Dataset rows for apps and sites:
-------
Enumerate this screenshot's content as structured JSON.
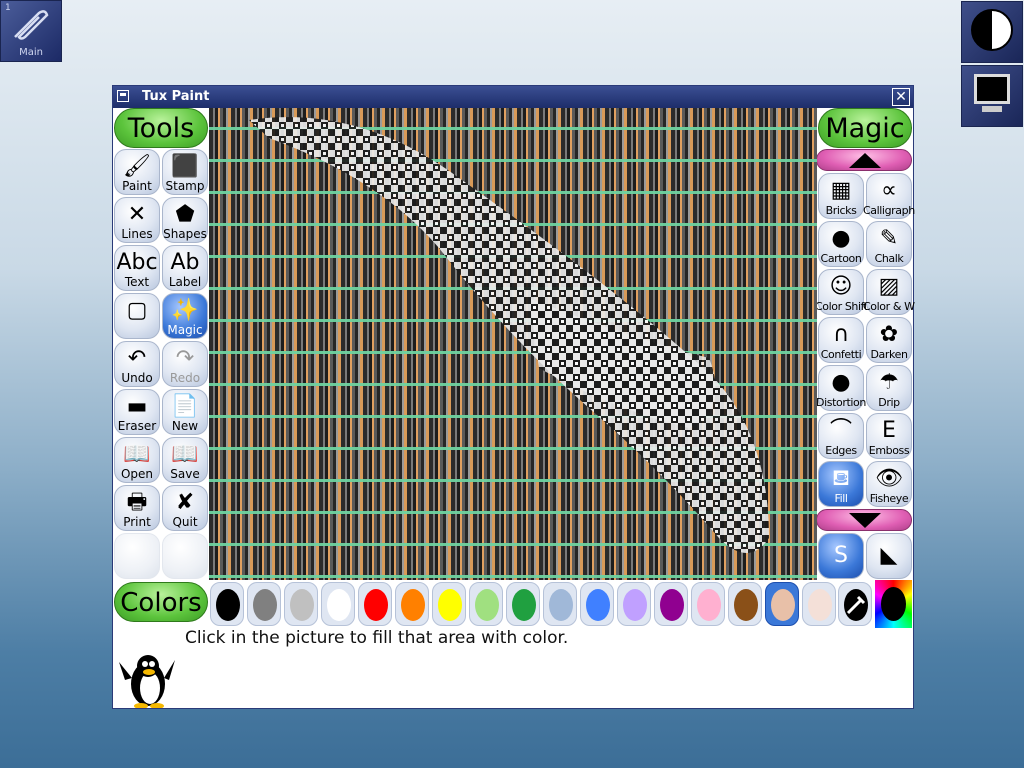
{
  "desktop": {
    "main_icon_label": "Main",
    "main_icon_number": "1"
  },
  "window": {
    "title": "Tux Paint",
    "close_glyph": "✕"
  },
  "tools": {
    "header": "Tools",
    "items": [
      {
        "label": "Paint",
        "icon": "paintbrush-icon",
        "glyph": "🖌"
      },
      {
        "label": "Stamp",
        "icon": "stamp-icon",
        "glyph": "⬛"
      },
      {
        "label": "Lines",
        "icon": "lines-icon",
        "glyph": "✕"
      },
      {
        "label": "Shapes",
        "icon": "pentagon-icon",
        "glyph": "⬟"
      },
      {
        "label": "Text",
        "icon": "text-icon",
        "glyph": "Abc"
      },
      {
        "label": "Label",
        "icon": "label-icon",
        "glyph": "Ab"
      },
      {
        "label": "",
        "icon": "square-icon",
        "glyph": "▢"
      },
      {
        "label": "Magic",
        "icon": "magic-wand-icon",
        "glyph": "✨"
      },
      {
        "label": "Undo",
        "icon": "undo-icon",
        "glyph": "↶"
      },
      {
        "label": "Redo",
        "icon": "redo-icon",
        "glyph": "↷"
      },
      {
        "label": "Eraser",
        "icon": "eraser-icon",
        "glyph": "▬"
      },
      {
        "label": "New",
        "icon": "new-page-icon",
        "glyph": "📄"
      },
      {
        "label": "Open",
        "icon": "open-book-icon",
        "glyph": "📖"
      },
      {
        "label": "Save",
        "icon": "save-icon",
        "glyph": "📖"
      },
      {
        "label": "Print",
        "icon": "printer-icon",
        "glyph": "🖶"
      },
      {
        "label": "Quit",
        "icon": "quit-icon",
        "glyph": "✘"
      }
    ],
    "selected": "Magic",
    "disabled": [
      "Redo"
    ]
  },
  "magic": {
    "header": "Magic",
    "items": [
      {
        "label": "Bricks",
        "icon": "bricks-icon",
        "glyph": "▦"
      },
      {
        "label": "Calligraphy",
        "icon": "calligraphy-icon",
        "glyph": "∝"
      },
      {
        "label": "Cartoon",
        "icon": "cartoon-icon",
        "glyph": "●"
      },
      {
        "label": "Chalk",
        "icon": "chalk-icon",
        "glyph": "✎"
      },
      {
        "label": "Color Shift",
        "icon": "color-shift-icon",
        "glyph": "☺"
      },
      {
        "label": "Color & White",
        "icon": "color-white-icon",
        "glyph": "▨"
      },
      {
        "label": "Confetti",
        "icon": "confetti-icon",
        "glyph": "∩"
      },
      {
        "label": "Darken",
        "icon": "darken-icon",
        "glyph": "✿"
      },
      {
        "label": "Distortion",
        "icon": "distortion-icon",
        "glyph": "●"
      },
      {
        "label": "Drip",
        "icon": "drip-icon",
        "glyph": "☂"
      },
      {
        "label": "Edges",
        "icon": "edges-icon",
        "glyph": "⌒"
      },
      {
        "label": "Emboss",
        "icon": "emboss-icon",
        "glyph": "E"
      },
      {
        "label": "Fill",
        "icon": "fill-bucket-icon",
        "glyph": "⛾"
      },
      {
        "label": "Fisheye",
        "icon": "fisheye-icon",
        "glyph": "👁"
      }
    ],
    "selected": "Fill",
    "options": [
      {
        "icon": "magic-brush-mode-icon",
        "glyph": "S",
        "selected": true
      },
      {
        "icon": "magic-fullscreen-mode-icon",
        "glyph": "◣",
        "selected": false
      }
    ]
  },
  "colors": {
    "header": "Colors",
    "swatches": [
      "#000000",
      "#808080",
      "#c0c0c0",
      "#ffffff",
      "#ff0000",
      "#ff8000",
      "#ffff00",
      "#a0e080",
      "#20a040",
      "#a0b8d8",
      "#4080ff",
      "#c0a0ff",
      "#900090",
      "#ffb0d0",
      "#8a5018",
      "#e8c0a8",
      "#f4e0d8"
    ],
    "selected_index": 15,
    "picker_icon": "color-picker-icon",
    "rainbow_icon": "rainbow-palette-icon"
  },
  "status": {
    "message": "Click in the picture to fill that area with color."
  },
  "mascot": {
    "icon": "tux-penguin-icon"
  }
}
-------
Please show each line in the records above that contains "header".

Response to this exercise ::
    "header": "Tools",
    "header": "Magic",
    "header": "Colors",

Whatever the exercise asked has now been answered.